This report examines progress to address the epidemic of death and disease resulting from injection drug use in B.C. and recommends actions to pursue provincial goals and objectives related to illicit drugs.

Highlights from the Report

  • For the past decade, British Columbia has had an epidemic of deaths and diseases related to injection drug use (IDU)
  • Overdose from IDU has become the leading cause of death for adults age 30-49 in this province with more than 300 deaths annually
  • The continuation of this epidemic represents a failure of societal values and attitudes
  • Deaths and diseases related to IDU are major causes of avoidable death and disease, leading to the waste of almost $100 million in direct government costs annually in B.C.
  • A modest annual expenditure could greatly reduce the death, disease and criminal activity associated with injection drug use
  • To truly address the root causes of addiction and particularly IDU, there must be greater commitment to primary prevention, which requires concentrating on early child development and addressing the larger issues of poverty, unemployment, illiteracy, inadequate housing, mental illness, social isolation, violence and abuse, discrimination, and crime

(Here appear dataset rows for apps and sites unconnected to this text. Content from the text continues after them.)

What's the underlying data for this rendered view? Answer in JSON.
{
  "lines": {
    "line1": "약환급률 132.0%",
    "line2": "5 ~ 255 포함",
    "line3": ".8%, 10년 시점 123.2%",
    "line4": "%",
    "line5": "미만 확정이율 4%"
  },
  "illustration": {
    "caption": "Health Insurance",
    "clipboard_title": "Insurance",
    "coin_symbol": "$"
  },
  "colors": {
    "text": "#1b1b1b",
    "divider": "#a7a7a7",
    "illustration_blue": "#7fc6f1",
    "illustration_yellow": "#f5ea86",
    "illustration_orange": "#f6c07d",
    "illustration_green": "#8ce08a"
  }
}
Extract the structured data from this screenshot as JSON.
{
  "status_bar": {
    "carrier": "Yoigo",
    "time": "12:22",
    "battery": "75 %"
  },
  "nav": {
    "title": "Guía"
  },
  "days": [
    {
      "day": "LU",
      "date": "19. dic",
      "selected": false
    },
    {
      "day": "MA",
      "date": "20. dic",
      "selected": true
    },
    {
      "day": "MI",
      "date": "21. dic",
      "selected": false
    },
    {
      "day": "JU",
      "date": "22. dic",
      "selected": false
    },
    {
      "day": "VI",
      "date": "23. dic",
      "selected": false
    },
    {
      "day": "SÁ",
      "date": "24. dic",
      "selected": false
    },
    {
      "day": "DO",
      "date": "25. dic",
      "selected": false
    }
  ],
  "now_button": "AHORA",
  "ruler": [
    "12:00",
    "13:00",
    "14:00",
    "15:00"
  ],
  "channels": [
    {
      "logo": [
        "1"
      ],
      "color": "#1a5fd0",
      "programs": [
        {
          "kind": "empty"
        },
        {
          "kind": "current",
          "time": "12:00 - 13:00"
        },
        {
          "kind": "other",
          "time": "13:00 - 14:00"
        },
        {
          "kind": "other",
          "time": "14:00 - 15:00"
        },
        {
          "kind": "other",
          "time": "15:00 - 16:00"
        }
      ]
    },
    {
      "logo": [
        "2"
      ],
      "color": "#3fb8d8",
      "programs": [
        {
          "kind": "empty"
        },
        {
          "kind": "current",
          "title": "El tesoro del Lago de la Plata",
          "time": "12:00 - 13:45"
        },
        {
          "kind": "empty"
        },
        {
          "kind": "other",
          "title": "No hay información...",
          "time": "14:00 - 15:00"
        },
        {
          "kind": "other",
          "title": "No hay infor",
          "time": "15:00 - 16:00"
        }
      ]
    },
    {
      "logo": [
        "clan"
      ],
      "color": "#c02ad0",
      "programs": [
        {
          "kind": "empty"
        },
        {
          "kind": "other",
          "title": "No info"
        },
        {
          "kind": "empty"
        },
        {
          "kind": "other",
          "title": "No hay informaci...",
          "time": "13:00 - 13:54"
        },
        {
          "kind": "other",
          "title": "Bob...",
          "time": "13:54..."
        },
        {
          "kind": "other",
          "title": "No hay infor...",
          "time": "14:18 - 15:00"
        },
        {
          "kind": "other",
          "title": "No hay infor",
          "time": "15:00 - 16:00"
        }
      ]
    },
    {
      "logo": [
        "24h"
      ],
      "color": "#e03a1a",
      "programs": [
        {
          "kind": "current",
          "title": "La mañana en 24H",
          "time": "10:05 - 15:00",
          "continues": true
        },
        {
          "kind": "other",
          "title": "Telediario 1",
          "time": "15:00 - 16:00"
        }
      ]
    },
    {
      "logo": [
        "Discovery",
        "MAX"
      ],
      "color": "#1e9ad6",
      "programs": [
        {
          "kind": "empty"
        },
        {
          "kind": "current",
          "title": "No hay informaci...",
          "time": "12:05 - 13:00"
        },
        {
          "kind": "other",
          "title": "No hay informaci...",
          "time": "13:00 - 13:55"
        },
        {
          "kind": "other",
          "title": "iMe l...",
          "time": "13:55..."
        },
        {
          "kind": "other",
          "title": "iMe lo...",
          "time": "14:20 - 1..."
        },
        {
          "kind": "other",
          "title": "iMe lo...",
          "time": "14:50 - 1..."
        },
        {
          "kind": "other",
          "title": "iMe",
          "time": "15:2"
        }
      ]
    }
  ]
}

  • To pursue B.C.'s Health Goal to “reduce preventable illness, injury, and premature death”, we should establish one authority in B.C. that is responsible for developing and implementing a comprehensive provincial substance abuse strategic plan